Work instruction: Give the records again in full, exactly as they appear, but without the pictures.

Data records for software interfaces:
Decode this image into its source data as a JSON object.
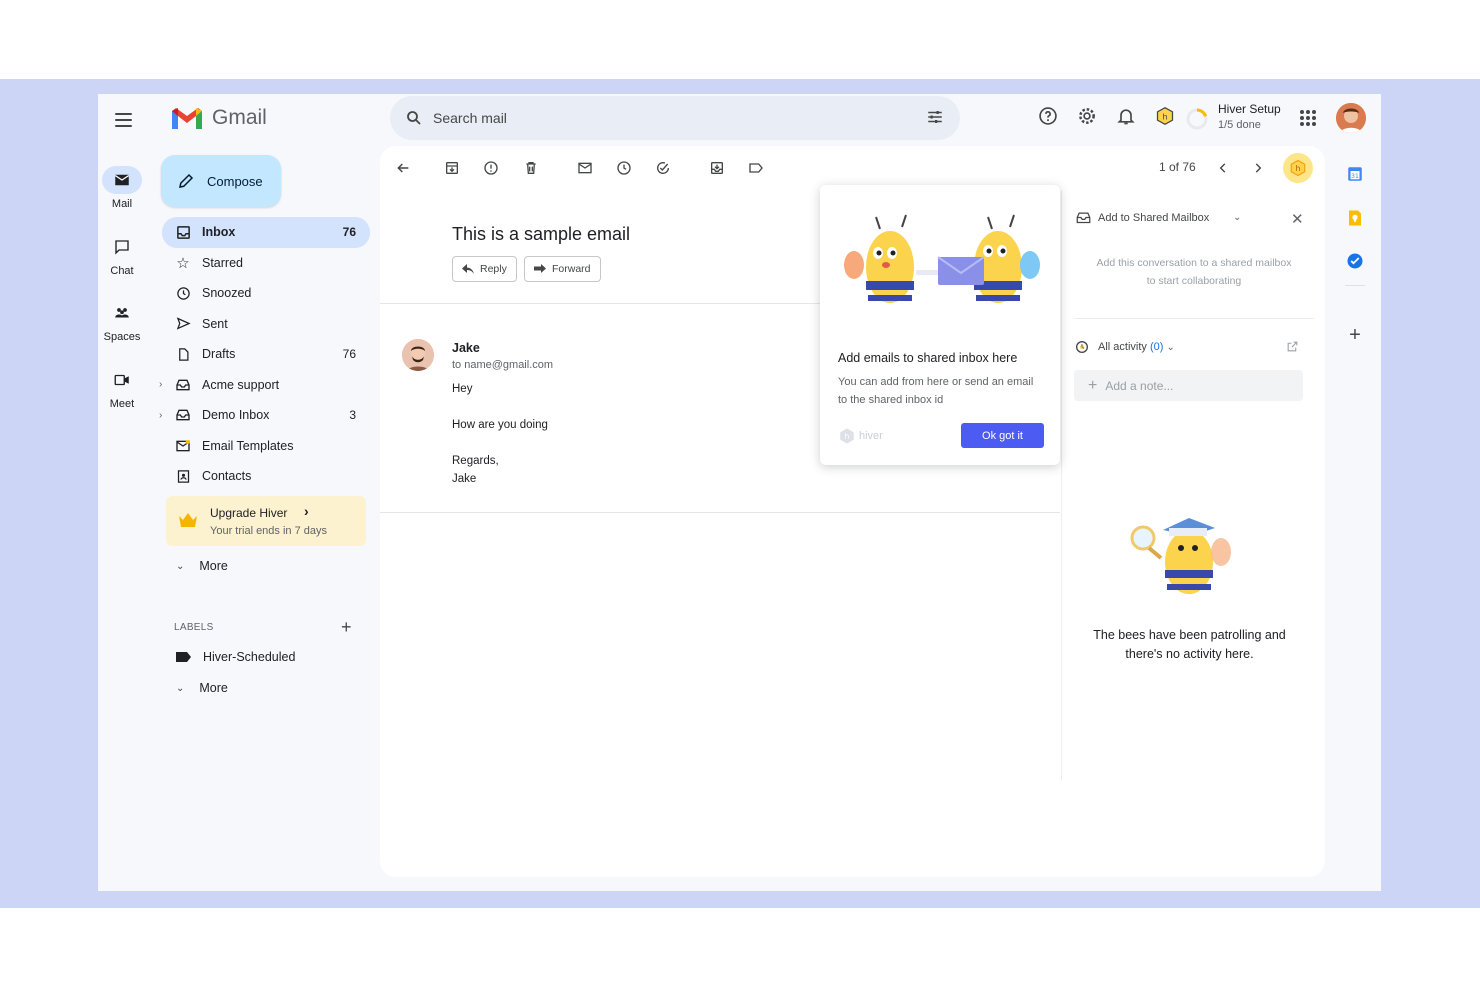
{
  "app": {
    "name": "Gmail"
  },
  "rail": [
    {
      "label": "Mail",
      "icon": "mail-icon"
    },
    {
      "label": "Chat",
      "icon": "chat-icon"
    },
    {
      "label": "Spaces",
      "icon": "spaces-icon"
    },
    {
      "label": "Meet",
      "icon": "meet-icon"
    }
  ],
  "compose": {
    "label": "Compose"
  },
  "nav": [
    {
      "label": "Inbox",
      "count": "76",
      "icon": "inbox-icon"
    },
    {
      "label": "Starred",
      "count": "",
      "icon": "star-icon"
    },
    {
      "label": "Snoozed",
      "count": "",
      "icon": "clock-icon"
    },
    {
      "label": "Sent",
      "count": "",
      "icon": "send-icon"
    },
    {
      "label": "Drafts",
      "count": "76",
      "icon": "draft-icon"
    },
    {
      "label": "Acme support",
      "count": "",
      "icon": "shared-inbox-icon"
    },
    {
      "label": "Demo Inbox",
      "count": "3",
      "icon": "shared-inbox-icon"
    },
    {
      "label": "Email Templates",
      "count": "",
      "icon": "template-icon"
    },
    {
      "label": "Contacts",
      "count": "",
      "icon": "contacts-icon"
    }
  ],
  "upgrade": {
    "title": "Upgrade Hiver",
    "subtitle": "Your trial ends in 7 days"
  },
  "more_label": "More",
  "labels": {
    "header": "LABELS",
    "items": [
      "Hiver-Scheduled"
    ],
    "more": "More"
  },
  "search": {
    "placeholder": "Search mail"
  },
  "setup": {
    "title": "Hiver Setup",
    "progress": "1/5 done"
  },
  "toolbar": {
    "pager": "1 of 76"
  },
  "email": {
    "subject": "This is a sample email",
    "reply": "Reply",
    "forward": "Forward",
    "sender": "Jake",
    "to": "to name@gmail.com",
    "body": [
      "Hey",
      "How are you doing",
      "Regards,",
      "Jake"
    ]
  },
  "popup": {
    "title": "Add emails to shared inbox here",
    "desc": "You can add from here or send an email to the shared inbox id",
    "brand": "hiver",
    "ok": "Ok got it"
  },
  "hiver_panel": {
    "title": "Add to Shared Mailbox",
    "desc": "Add this conversation to a shared mailbox to start collaborating",
    "activity": "All activity",
    "activity_count": "(0)",
    "note_placeholder": "Add a note...",
    "empty": "The bees have been patrolling and there's no activity here."
  },
  "colors": {
    "accent": "#4c5bf1",
    "compose": "#c2e7ff",
    "active_nav": "#d3e3fd",
    "backdrop": "#cdd5f6"
  }
}
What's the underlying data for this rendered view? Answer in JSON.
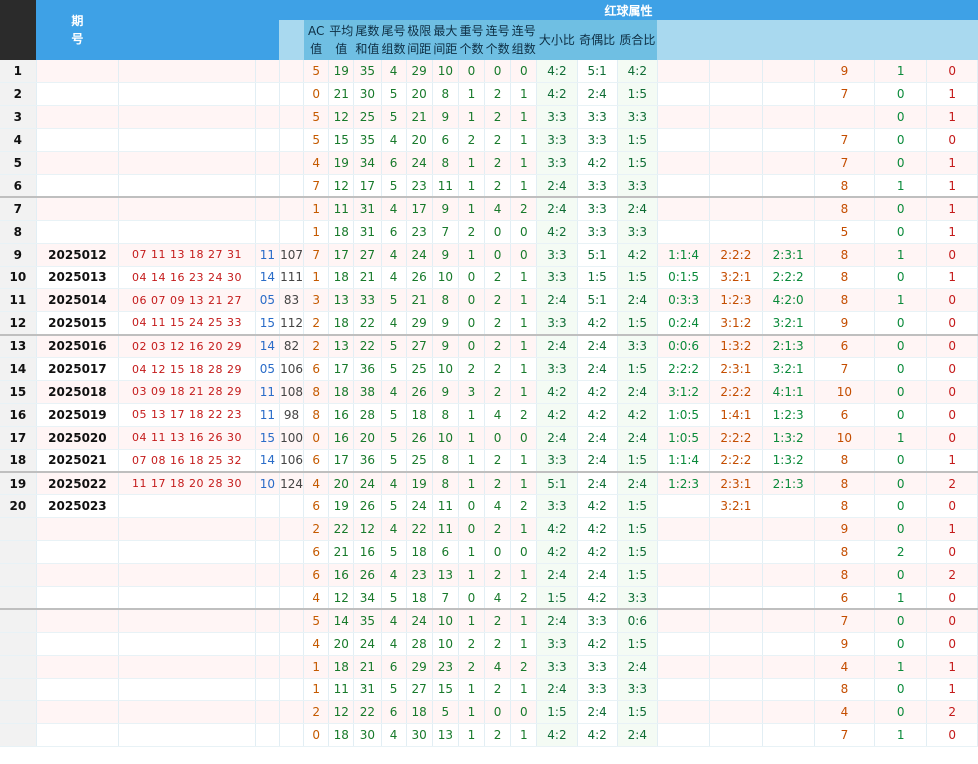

Written reply:
Decode this image into its source data as a JSON object.
{
  "app": {
    "name": "Gmail"
  },
  "rail": [
    {
      "label": "Mail",
      "icon": "mail-icon"
    },
    {
      "label": "Chat",
      "icon": "chat-icon"
    },
    {
      "label": "Spaces",
      "icon": "spaces-icon"
    },
    {
      "label": "Meet",
      "icon": "meet-icon"
    }
  ],
  "compose": {
    "label": "Compose"
  },
  "nav": [
    {
      "label": "Inbox",
      "count": "76",
      "icon": "inbox-icon"
    },
    {
      "label": "Starred",
      "count": "",
      "icon": "star-icon"
    },
    {
      "label": "Snoozed",
      "count": "",
      "icon": "clock-icon"
    },
    {
      "label": "Sent",
      "count": "",
      "icon": "send-icon"
    },
    {
      "label": "Drafts",
      "count": "76",
      "icon": "draft-icon"
    },
    {
      "label": "Acme support",
      "count": "",
      "icon": "shared-inbox-icon"
    },
    {
      "label": "Demo Inbox",
      "count": "3",
      "icon": "shared-inbox-icon"
    },
    {
      "label": "Email Templates",
      "count": "",
      "icon": "template-icon"
    },
    {
      "label": "Contacts",
      "count": "",
      "icon": "contacts-icon"
    }
  ],
  "upgrade": {
    "title": "Upgrade Hiver",
    "subtitle": "Your trial ends in 7 days"
  },
  "more_label": "More",
  "labels": {
    "header": "LABELS",
    "items": [
      "Hiver-Scheduled"
    ],
    "more": "More"
  },
  "search": {
    "placeholder": "Search mail"
  },
  "setup": {
    "title": "Hiver Setup",
    "progress": "1/5 done"
  },
  "toolbar": {
    "pager": "1 of 76"
  },
  "email": {
    "subject": "This is a sample email",
    "reply": "Reply",
    "forward": "Forward",
    "sender": "Jake",
    "to": "to name@gmail.com",
    "body": [
      "Hey",
      "How are you doing",
      "Regards,",
      "Jake"
    ]
  },
  "popup": {
    "title": "Add emails to shared inbox here",
    "desc": "You can add from here or send an email to the shared inbox id",
    "brand": "hiver",
    "ok": "Ok got it"
  },
  "hiver_panel": {
    "title": "Add to Shared Mailbox",
    "desc": "Add this conversation to a shared mailbox to start collaborating",
    "activity": "All activity",
    "activity_count": "(0)",
    "note_placeholder": "Add a note...",
    "empty": "The bees have been patrolling and there's no activity here."
  },
  "colors": {
    "accent": "#4c5bf1",
    "compose": "#c2e7ff",
    "active_nav": "#d3e3fd",
    "backdrop": "#cdd5f6"
  }
}
What's the underlying data for this rendered view? Answer in JSON.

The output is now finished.